The Revolution Won’t Be Televised So What Makes You Think It Should be Streamed?
The influx of movies being made on famous revolutionaries is feeling like a way for Hollywood to dilute their impact.
Like many people, I was too excited when I saw that Ryan Coogler was producing a film on Fred Hampton and the FBI spy William O Neal, who helped Cointel Pro assassinate him in December 1969. The trailer for Judas and the Black Messiah had me amped, and the soundtrack had me excited too, especially when I saw that Nipsey Hussle and Jay-Z had a song together. But when I actually got to the movie and heard the song, I realized that something was off. It felt good to see Fred acknowledged, but the victory felt hollow. Like we won in the eyes of the consumer, but lost in spirit. Like justifying being wealthy went against the spirit of what he stood for.
I kept my thoughts to myself, but couldn’t help but agree with critics who felt as if the cinematography and acting couldn’t overshadow how underwhelmed we were with the movie overall. I don’t doubt the story or the authenticity of the script, but what made this movie the movie for Hollywood to ride with? When did it become cool for businesses to invest in our stories the way they are now? Before you say I’m tripping, think about it: There’s going to be a major motion picture movie of two major black cultural themes with Marcus Garvey in a movie “Marked Man” and with The Spook Who Sat By the Door. These figures and ideas of Pan Africanism and urban revolution are central aspects of black nationalism which has always been public enemy number one in America. Many of the who’s who in black America hated Garvey, including W.E.B. Dubois, and called him everything derogatory you could think of. Sam Greenlee, who wrote The Spook Who Sat By The Door, didn’t receive the recognition he deserved in his lifetime either. Why now?

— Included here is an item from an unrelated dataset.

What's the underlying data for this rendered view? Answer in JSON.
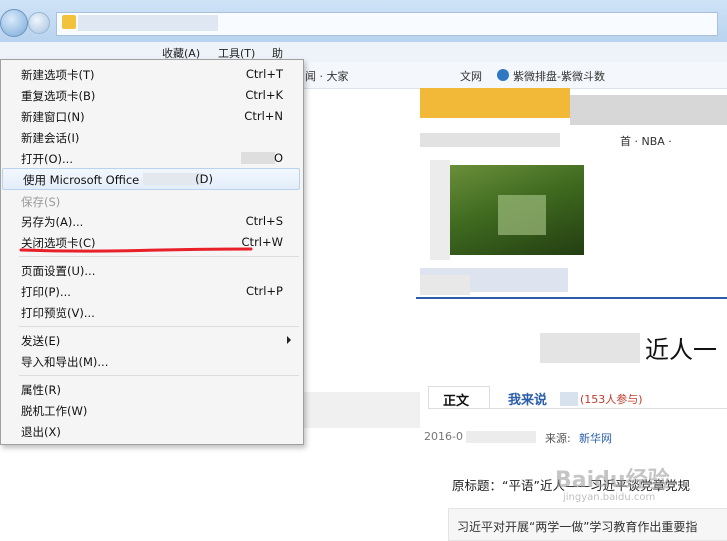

My gut tells me that this is the best way for the powers that be to dilute the potency of what these movements stood for. Instead of acting as if these people didn’t exist and diluting their impact, why not make them more accessible? Instead of focusing more on the leaders’ life, focus on the spies who infiltrated and brought it down. Instead of acting as if racism doesn’t exist, why not embed it in your commercials with a pledge to donate money? It’s upsetting. I used to be one of those people who felt as if the stories needed to be told to a younger audience, regardless of the cost. Now I see just how detrimental such a thing can be to a culture that lacks the power to define its own heroes.